What you return should be every line of the material, unchanged.

▶ **DATA LISTING**
▬▬▬

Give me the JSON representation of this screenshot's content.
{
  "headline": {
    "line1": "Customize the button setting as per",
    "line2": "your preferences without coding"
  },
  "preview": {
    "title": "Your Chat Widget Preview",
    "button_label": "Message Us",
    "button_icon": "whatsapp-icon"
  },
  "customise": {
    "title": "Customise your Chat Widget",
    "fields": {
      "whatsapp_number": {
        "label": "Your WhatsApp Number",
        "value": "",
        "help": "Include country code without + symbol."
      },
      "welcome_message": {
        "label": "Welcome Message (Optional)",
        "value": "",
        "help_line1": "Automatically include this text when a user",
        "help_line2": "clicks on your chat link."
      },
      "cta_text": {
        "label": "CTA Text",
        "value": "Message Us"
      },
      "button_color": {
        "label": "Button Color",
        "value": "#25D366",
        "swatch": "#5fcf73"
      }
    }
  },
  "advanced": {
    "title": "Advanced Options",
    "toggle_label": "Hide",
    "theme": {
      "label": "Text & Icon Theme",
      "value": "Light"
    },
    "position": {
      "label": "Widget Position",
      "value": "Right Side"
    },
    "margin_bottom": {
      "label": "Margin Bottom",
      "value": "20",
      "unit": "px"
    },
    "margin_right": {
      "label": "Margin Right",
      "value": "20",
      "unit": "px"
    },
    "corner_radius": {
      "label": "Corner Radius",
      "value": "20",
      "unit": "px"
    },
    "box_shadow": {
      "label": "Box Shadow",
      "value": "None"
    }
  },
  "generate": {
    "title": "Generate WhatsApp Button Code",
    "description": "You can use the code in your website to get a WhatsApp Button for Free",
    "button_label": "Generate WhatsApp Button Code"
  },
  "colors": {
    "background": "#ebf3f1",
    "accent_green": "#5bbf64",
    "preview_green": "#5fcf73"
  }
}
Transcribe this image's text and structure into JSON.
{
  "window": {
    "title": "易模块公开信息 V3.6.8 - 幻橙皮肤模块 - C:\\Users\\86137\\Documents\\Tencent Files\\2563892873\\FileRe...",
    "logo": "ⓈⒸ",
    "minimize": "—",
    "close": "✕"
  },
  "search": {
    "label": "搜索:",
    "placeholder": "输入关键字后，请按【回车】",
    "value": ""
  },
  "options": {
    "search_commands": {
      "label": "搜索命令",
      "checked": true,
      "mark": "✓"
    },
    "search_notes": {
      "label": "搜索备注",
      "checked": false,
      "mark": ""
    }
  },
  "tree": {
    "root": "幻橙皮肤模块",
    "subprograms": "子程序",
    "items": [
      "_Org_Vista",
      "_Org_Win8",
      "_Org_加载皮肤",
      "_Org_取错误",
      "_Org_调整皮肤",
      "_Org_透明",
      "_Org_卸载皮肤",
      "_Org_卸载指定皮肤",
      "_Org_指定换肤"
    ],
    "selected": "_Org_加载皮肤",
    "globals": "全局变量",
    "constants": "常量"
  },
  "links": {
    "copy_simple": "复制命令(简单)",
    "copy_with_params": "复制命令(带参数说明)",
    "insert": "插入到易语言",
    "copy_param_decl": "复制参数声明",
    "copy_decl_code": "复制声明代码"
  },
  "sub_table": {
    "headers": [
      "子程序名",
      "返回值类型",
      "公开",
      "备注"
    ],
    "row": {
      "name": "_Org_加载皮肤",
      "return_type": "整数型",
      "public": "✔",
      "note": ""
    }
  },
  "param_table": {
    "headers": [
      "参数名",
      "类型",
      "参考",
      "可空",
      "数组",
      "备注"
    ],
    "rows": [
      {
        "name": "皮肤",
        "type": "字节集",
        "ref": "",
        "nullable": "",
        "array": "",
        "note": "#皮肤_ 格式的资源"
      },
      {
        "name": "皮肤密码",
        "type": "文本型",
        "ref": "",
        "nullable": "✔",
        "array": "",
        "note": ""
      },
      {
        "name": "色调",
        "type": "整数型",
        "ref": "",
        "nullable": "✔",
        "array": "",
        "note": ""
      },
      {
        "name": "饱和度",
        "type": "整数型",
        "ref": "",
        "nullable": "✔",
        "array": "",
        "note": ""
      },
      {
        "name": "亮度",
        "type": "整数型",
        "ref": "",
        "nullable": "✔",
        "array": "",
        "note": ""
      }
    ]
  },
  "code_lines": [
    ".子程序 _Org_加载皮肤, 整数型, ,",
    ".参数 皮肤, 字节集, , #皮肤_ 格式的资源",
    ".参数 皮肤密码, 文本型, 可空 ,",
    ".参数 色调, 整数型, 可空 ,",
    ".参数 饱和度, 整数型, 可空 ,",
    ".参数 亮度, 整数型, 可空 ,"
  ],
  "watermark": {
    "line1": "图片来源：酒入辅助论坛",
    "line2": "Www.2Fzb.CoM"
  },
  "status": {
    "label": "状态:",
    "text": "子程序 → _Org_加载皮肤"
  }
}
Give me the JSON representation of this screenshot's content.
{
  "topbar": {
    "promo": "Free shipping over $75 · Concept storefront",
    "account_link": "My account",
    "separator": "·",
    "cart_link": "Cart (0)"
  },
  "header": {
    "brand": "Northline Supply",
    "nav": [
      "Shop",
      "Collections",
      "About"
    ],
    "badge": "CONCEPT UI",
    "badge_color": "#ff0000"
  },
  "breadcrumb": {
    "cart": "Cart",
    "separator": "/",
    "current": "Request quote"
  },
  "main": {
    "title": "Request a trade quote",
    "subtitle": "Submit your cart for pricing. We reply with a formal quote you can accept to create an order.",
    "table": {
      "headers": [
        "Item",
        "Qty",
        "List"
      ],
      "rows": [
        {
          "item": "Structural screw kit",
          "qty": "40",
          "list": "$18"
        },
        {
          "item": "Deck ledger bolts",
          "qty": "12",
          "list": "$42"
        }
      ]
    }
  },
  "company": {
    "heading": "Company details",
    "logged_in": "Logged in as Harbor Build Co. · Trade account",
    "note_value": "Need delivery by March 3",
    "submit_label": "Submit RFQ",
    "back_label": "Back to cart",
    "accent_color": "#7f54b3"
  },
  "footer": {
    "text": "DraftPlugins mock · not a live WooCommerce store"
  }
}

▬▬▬

▶ **ANSWER BELOW**
Give me the JSON representation of this screenshot's content.
{
  "headline": {
    "line1": "Customize the button setting as per",
    "line2": "your preferences without coding"
  },
  "preview": {
    "title": "Your Chat Widget Preview",
    "button_label": "Message Us",
    "button_icon": "whatsapp-icon"
  },
  "customise": {
    "title": "Customise your Chat Widget",
    "fields": {
      "whatsapp_number": {
        "label": "Your WhatsApp Number",
        "value": "",
        "help": "Include country code without + symbol."
      },
      "welcome_message": {
        "label": "Welcome Message (Optional)",
        "value": "",
        "help_line1": "Automatically include this text when a user",
        "help_line2": "clicks on your chat link."
      },
      "cta_text": {
        "label": "CTA Text",
        "value": "Message Us"
      },
      "button_color": {
        "label": "Button Color",
        "value": "#25D366",
        "swatch": "#5fcf73"
      }
    }
  },
  "advanced": {
    "title": "Advanced Options",
    "toggle_label": "Hide",
    "theme": {
      "label": "Text & Icon Theme",
      "value": "Light"
    },
    "position": {
      "label": "Widget Position",
      "value": "Right Side"
    },
    "margin_bottom": {
      "label": "Margin Bottom",
      "value": "20",
      "unit": "px"
    },
    "margin_right": {
      "label": "Margin Right",
      "value": "20",
      "unit": "px"
    },
    "corner_radius": {
      "label": "Corner Radius",
      "value": "20",
      "unit": "px"
    },
    "box_shadow": {
      "label": "Box Shadow",
      "value": "None"
    }
  },
  "generate": {
    "title": "Generate WhatsApp Button Code",
    "description": "You can use the code in your website to get a WhatsApp Button for Free",
    "button_label": "Generate WhatsApp Button Code"
  },
  "colors": {
    "background": "#ebf3f1",
    "accent_green": "#5bbf64",
    "preview_green": "#5fcf73"
  }
}
Transcribe this image's text and structure into JSON.
{
  "window": {
    "title": "易模块公开信息 V3.6.8 - 幻橙皮肤模块 - C:\\Users\\86137\\Documents\\Tencent Files\\2563892873\\FileRe...",
    "logo": "ⓈⒸ",
    "minimize": "—",
    "close": "✕"
  },
  "search": {
    "label": "搜索:",
    "placeholder": "输入关键字后，请按【回车】",
    "value": ""
  },
  "options": {
    "search_commands": {
      "label": "搜索命令",
      "checked": true,
      "mark": "✓"
    },
    "search_notes": {
      "label": "搜索备注",
      "checked": false,
      "mark": ""
    }
  },
  "tree": {
    "root": "幻橙皮肤模块",
    "subprograms": "子程序",
    "items": [
      "_Org_Vista",
      "_Org_Win8",
      "_Org_加载皮肤",
      "_Org_取错误",
      "_Org_调整皮肤",
      "_Org_透明",
      "_Org_卸载皮肤",
      "_Org_卸载指定皮肤",
      "_Org_指定换肤"
    ],
    "selected": "_Org_加载皮肤",
    "globals": "全局变量",
    "constants": "常量"
  },
  "links": {
    "copy_simple": "复制命令(简单)",
    "copy_with_params": "复制命令(带参数说明)",
    "insert": "插入到易语言",
    "copy_param_decl": "复制参数声明",
    "copy_decl_code": "复制声明代码"
  },
  "sub_table": {
    "headers": [
      "子程序名",
      "返回值类型",
      "公开",
      "备注"
    ],
    "row": {
      "name": "_Org_加载皮肤",
      "return_type": "整数型",
      "public": "✔",
      "note": ""
    }
  },
  "param_table": {
    "headers": [
      "参数名",
      "类型",
      "参考",
      "可空",
      "数组",
      "备注"
    ],
    "rows": [
      {
        "name": "皮肤",
        "type": "字节集",
        "ref": "",
        "nullable": "",
        "array": "",
        "note": "#皮肤_ 格式的资源"
      },
      {
        "name": "皮肤密码",
        "type": "文本型",
        "ref": "",
        "nullable": "✔",
        "array": "",
        "note": ""
      },
      {
        "name": "色调",
        "type": "整数型",
        "ref": "",
        "nullable": "✔",
        "array": "",
        "note": ""
      },
      {
        "name": "饱和度",
        "type": "整数型",
        "ref": "",
        "nullable": "✔",
        "array": "",
        "note": ""
      },
      {
        "name": "亮度",
        "type": "整数型",
        "ref": "",
        "nullable": "✔",
        "array": "",
        "note": ""
      }
    ]
  },
  "code_lines": [
    ".子程序 _Org_加载皮肤, 整数型, ,",
    ".参数 皮肤, 字节集, , #皮肤_ 格式的资源",
    ".参数 皮肤密码, 文本型, 可空 ,",
    ".参数 色调, 整数型, 可空 ,",
    ".参数 饱和度, 整数型, 可空 ,",
    ".参数 亮度, 整数型, 可空 ,"
  ],
  "watermark": {
    "line1": "图片来源：酒入辅助论坛",
    "line2": "Www.2Fzb.CoM"
  },
  "status": {
    "label": "状态:",
    "text": "子程序 → _Org_加载皮肤"
  }
}
Give me the JSON representation of this screenshot's content.
{
  "topbar": {
    "promo": "Free shipping over $75 · Concept storefront",
    "account_link": "My account",
    "separator": "·",
    "cart_link": "Cart (0)"
  },
  "header": {
    "brand": "Northline Supply",
    "nav": [
      "Shop",
      "Collections",
      "About"
    ],
    "badge": "CONCEPT UI",
    "badge_color": "#ff0000"
  },
  "breadcrumb": {
    "cart": "Cart",
    "separator": "/",
    "current": "Request quote"
  },
  "main": {
    "title": "Request a trade quote",
    "subtitle": "Submit your cart for pricing. We reply with a formal quote you can accept to create an order.",
    "table": {
      "headers": [
        "Item",
        "Qty",
        "List"
      ],
      "rows": [
        {
          "item": "Structural screw kit",
          "qty": "40",
          "list": "$18"
        },
        {
          "item": "Deck ledger bolts",
          "qty": "12",
          "list": "$42"
        }
      ]
    }
  },
  "company": {
    "heading": "Company details",
    "logged_in": "Logged in as Harbor Build Co. · Trade account",
    "note_value": "Need delivery by March 3",
    "submit_label": "Submit RFQ",
    "back_label": "Back to cart",
    "accent_color": "#7f54b3"
  },
  "footer": {
    "text": "DraftPlugins mock · not a live WooCommerce store"
  }
}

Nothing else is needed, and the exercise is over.